■ EXERCISE INSTRUCTIONS:
Your task is to copy every line of the entries that holds the word "Profiles".

Excerpts from an interface dataset:

- - - -

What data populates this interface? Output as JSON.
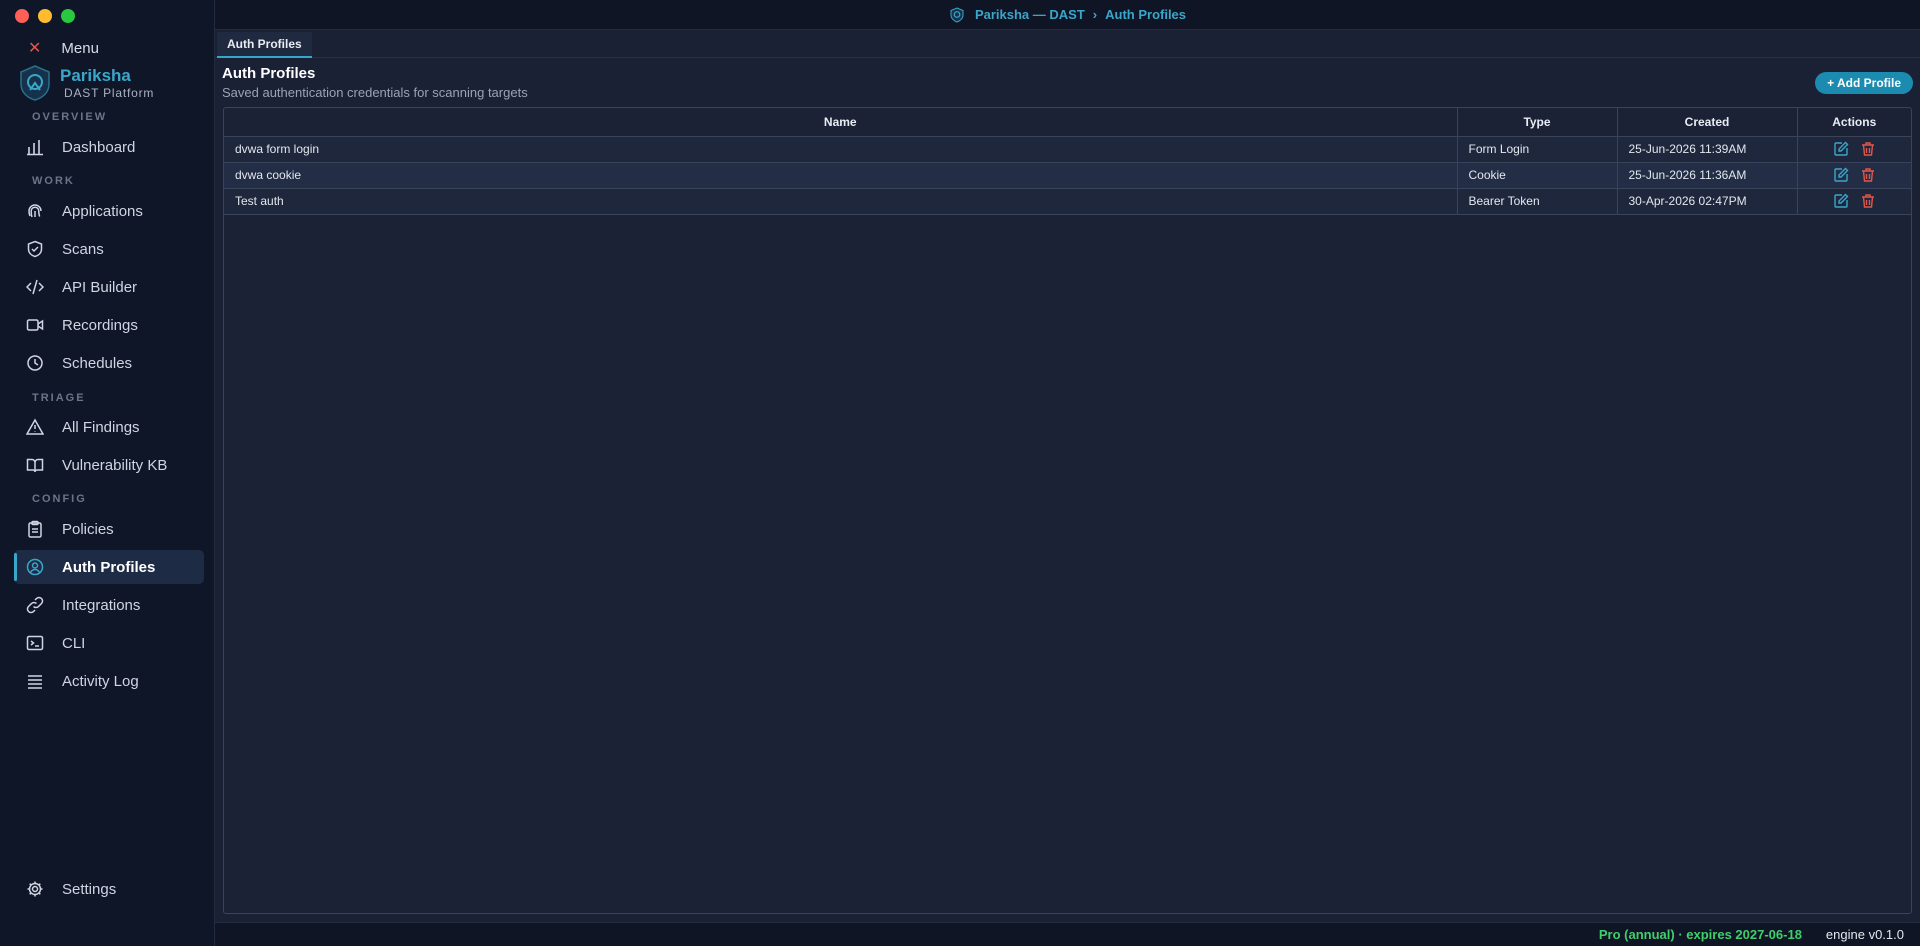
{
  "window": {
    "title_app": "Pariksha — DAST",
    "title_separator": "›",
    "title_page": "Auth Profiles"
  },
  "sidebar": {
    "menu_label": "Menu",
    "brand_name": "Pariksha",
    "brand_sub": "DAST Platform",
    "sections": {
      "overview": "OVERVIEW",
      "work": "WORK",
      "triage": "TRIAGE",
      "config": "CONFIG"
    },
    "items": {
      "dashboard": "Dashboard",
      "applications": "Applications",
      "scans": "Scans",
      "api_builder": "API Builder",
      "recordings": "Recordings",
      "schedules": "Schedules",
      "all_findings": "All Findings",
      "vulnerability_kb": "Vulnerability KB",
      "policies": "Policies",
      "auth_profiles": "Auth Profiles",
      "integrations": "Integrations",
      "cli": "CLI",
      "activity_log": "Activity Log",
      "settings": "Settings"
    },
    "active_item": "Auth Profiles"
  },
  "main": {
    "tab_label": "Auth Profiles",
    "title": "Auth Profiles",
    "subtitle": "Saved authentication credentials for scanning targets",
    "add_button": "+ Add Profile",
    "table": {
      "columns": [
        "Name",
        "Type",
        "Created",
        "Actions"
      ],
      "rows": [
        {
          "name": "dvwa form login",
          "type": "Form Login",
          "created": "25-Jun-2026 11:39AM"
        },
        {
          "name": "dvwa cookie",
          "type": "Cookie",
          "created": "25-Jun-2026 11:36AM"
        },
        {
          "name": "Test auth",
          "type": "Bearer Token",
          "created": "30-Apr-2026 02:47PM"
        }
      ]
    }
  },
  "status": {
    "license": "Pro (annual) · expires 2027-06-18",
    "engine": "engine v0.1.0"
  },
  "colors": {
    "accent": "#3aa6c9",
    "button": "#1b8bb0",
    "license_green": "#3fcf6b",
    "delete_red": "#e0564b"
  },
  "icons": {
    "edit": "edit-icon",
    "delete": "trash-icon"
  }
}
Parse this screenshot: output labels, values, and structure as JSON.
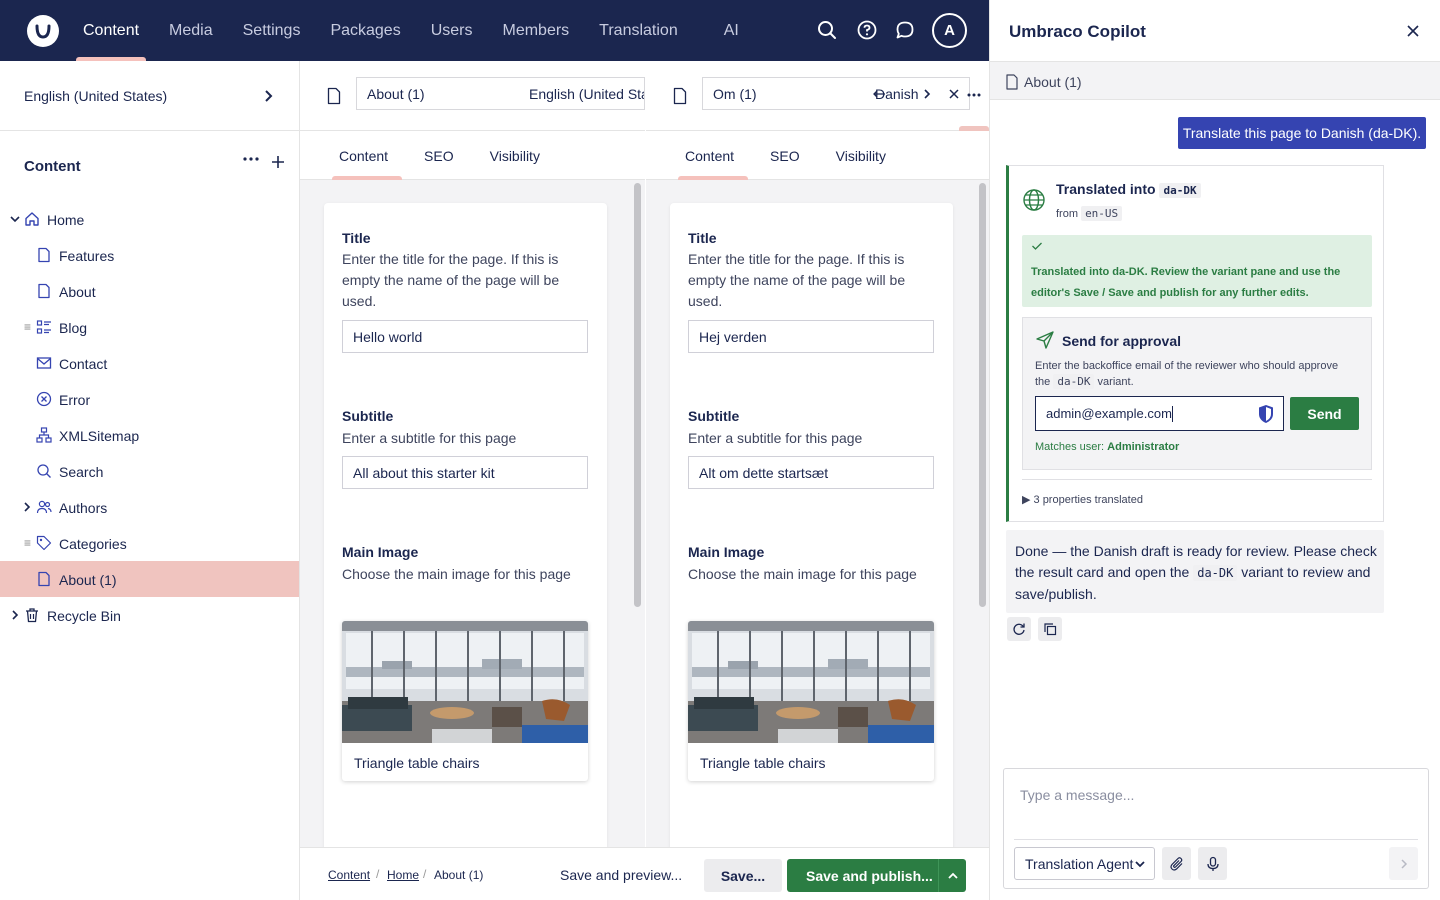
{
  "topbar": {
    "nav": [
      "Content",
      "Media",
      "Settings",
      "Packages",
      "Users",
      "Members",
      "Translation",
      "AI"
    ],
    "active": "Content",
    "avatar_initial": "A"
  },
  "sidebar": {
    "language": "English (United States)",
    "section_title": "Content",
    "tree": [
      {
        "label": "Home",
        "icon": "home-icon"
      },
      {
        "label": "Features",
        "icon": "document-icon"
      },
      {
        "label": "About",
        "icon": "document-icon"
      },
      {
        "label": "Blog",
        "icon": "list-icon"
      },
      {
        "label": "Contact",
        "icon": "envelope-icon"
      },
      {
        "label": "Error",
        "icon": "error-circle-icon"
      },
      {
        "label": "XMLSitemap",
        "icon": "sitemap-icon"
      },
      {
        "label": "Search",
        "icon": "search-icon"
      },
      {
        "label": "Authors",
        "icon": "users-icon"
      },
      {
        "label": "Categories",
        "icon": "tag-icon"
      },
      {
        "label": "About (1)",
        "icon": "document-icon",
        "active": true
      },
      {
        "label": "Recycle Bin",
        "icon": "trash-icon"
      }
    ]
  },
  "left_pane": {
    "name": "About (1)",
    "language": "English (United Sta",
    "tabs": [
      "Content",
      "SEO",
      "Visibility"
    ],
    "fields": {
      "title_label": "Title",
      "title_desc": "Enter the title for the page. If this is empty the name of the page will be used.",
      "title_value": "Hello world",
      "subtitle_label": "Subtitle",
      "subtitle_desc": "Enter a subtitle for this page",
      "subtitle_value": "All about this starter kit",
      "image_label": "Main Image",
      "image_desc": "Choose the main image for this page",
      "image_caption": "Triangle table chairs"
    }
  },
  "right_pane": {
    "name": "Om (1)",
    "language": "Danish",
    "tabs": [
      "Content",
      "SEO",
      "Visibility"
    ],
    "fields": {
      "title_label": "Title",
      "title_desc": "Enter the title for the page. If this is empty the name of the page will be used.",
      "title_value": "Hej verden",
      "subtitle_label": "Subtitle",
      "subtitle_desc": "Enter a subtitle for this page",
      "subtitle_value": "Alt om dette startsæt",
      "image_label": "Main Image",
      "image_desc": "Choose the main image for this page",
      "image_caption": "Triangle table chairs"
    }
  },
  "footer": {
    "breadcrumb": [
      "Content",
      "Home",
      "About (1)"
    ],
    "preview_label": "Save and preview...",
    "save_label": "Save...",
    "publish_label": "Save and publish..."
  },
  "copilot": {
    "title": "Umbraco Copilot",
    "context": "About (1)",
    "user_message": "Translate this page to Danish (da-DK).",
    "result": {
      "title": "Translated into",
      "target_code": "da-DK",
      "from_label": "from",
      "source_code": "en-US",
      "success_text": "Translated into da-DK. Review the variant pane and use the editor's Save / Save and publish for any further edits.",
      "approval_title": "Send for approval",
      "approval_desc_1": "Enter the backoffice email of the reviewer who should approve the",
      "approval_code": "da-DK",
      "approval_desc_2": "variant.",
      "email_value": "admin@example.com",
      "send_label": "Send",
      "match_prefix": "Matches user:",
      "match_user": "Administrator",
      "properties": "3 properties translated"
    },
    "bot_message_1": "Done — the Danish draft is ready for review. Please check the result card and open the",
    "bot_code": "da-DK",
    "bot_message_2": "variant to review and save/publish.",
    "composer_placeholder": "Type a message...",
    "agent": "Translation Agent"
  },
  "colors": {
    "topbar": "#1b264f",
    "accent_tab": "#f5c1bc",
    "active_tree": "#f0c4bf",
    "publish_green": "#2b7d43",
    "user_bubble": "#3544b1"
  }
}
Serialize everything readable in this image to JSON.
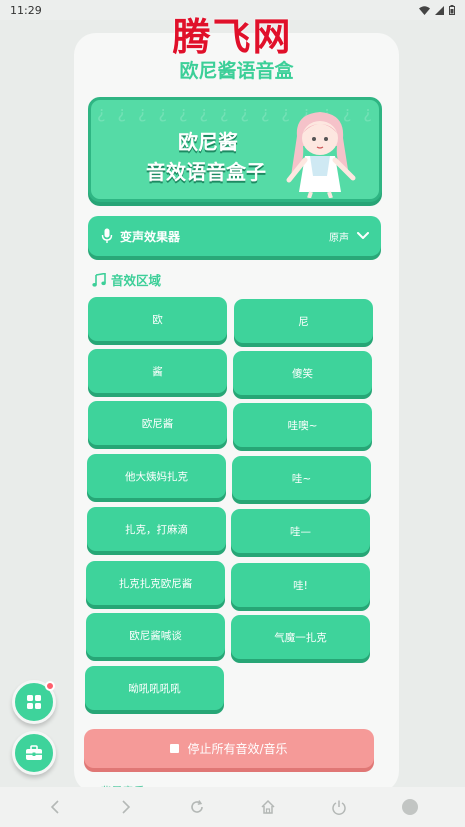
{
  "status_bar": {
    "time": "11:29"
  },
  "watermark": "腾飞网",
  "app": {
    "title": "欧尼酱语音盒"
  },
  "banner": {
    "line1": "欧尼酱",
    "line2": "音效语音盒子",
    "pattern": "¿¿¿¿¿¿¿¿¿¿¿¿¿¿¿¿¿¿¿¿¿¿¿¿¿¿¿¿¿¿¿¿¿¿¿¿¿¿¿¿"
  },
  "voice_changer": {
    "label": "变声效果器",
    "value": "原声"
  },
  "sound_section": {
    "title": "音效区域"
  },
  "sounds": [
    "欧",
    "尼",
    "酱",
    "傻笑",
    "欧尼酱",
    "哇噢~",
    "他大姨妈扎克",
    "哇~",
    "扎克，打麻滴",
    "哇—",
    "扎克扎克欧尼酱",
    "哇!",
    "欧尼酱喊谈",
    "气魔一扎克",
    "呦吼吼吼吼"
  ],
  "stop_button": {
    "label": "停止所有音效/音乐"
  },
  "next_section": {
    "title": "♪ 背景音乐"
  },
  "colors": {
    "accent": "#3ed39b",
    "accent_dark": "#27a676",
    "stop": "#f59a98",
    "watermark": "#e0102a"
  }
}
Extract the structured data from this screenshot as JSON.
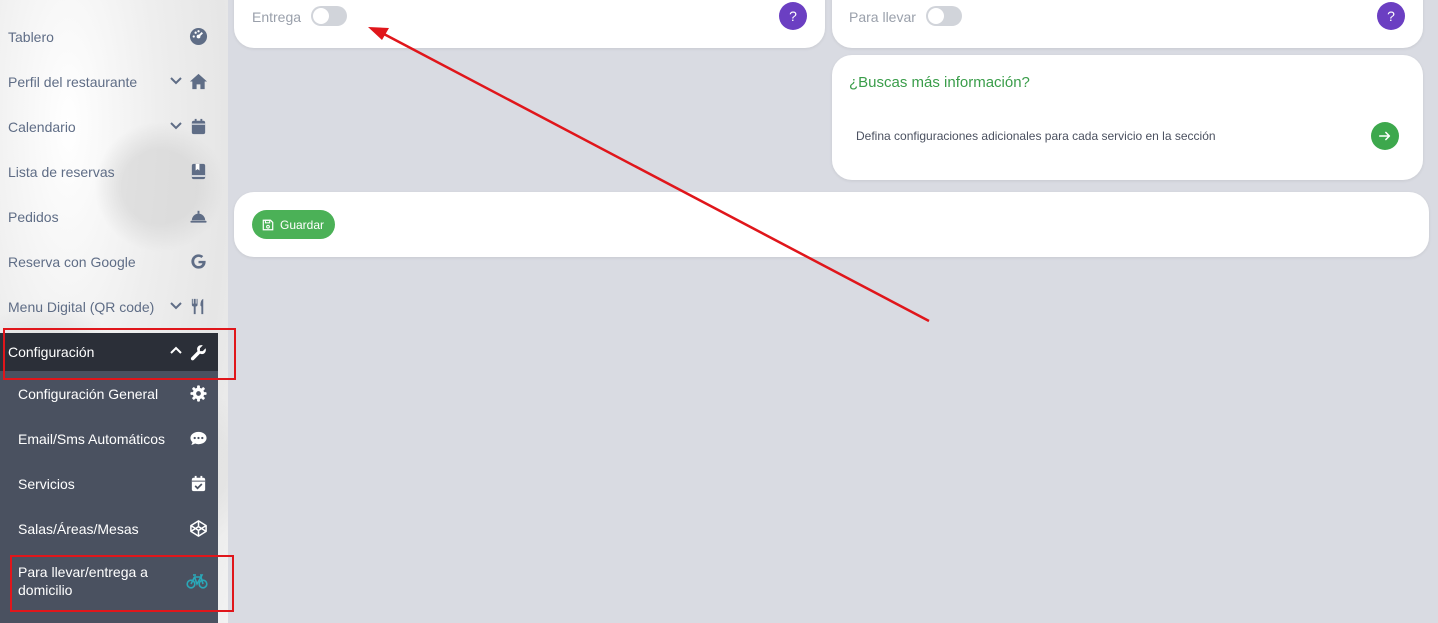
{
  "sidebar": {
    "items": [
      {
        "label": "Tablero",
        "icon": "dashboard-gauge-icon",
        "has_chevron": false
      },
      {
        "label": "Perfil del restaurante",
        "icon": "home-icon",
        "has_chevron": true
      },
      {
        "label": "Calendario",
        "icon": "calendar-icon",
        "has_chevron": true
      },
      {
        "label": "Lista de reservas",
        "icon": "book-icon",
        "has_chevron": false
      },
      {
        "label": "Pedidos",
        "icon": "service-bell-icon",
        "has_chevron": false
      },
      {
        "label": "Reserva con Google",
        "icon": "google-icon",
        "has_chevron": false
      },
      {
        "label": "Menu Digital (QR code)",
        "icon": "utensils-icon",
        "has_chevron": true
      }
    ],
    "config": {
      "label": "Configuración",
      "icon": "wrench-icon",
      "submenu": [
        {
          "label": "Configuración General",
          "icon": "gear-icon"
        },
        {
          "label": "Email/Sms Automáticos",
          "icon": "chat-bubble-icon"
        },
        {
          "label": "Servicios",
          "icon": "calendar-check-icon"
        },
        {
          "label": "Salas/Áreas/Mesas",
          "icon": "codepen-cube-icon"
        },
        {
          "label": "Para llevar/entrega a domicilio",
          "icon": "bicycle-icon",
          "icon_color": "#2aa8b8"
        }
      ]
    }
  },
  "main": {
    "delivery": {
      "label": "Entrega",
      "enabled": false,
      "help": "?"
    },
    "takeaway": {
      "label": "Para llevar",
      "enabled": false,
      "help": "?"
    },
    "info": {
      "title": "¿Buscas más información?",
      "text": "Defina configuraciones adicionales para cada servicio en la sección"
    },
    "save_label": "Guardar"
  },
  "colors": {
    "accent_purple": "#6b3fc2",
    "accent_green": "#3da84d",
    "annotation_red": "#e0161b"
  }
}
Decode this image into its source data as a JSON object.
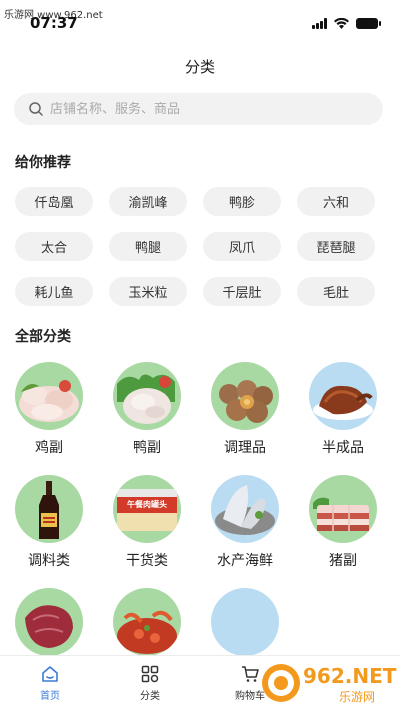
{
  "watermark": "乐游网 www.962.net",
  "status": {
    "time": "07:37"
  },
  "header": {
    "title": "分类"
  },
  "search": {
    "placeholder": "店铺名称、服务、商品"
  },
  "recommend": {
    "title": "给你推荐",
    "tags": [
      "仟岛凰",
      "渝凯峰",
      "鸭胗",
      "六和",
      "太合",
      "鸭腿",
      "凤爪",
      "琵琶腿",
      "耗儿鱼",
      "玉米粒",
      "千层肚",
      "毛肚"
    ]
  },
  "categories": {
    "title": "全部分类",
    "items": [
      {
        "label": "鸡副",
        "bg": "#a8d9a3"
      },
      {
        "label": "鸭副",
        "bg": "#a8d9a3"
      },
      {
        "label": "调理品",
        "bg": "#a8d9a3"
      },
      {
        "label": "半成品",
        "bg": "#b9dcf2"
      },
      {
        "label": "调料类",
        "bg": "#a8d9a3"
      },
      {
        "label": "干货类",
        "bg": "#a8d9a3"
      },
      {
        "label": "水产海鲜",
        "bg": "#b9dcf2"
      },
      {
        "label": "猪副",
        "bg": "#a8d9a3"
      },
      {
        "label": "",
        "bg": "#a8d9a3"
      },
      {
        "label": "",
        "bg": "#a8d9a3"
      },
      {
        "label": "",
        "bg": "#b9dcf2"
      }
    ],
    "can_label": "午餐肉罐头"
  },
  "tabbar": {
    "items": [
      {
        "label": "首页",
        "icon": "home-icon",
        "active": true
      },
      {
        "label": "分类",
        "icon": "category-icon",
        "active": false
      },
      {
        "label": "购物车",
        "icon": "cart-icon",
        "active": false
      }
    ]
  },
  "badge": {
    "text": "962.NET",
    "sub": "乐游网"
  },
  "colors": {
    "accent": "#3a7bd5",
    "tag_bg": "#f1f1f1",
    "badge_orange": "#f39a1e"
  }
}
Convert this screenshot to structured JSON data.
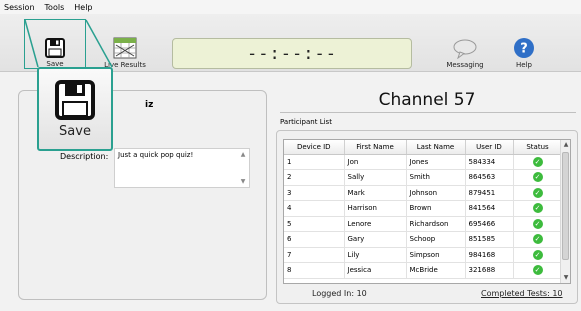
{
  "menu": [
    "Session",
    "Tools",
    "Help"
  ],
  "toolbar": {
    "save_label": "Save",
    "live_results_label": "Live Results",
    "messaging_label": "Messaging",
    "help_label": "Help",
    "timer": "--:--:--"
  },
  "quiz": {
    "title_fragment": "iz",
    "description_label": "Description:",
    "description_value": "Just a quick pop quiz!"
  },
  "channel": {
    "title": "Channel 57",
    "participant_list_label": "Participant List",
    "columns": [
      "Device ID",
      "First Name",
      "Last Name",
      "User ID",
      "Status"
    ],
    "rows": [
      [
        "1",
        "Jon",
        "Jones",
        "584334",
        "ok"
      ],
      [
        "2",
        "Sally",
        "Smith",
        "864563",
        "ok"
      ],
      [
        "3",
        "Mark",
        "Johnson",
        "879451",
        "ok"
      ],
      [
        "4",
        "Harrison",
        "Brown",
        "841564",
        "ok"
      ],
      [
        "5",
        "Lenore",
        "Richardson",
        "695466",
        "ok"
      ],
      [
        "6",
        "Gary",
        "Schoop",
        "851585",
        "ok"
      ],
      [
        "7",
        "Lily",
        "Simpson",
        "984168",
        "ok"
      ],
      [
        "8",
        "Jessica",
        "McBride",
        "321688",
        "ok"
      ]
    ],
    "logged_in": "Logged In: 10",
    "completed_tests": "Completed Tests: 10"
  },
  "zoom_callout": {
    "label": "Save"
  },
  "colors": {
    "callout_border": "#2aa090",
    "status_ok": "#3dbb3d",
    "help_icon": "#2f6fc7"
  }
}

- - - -

■ EXPECTED ANSWER:
    "title_page": "Auth Profiles"
      "auth_profiles": "Auth Profiles",
    "active_item": "Auth Profiles"
    "tab_label": "Auth Profiles",
    "title": "Auth Profiles",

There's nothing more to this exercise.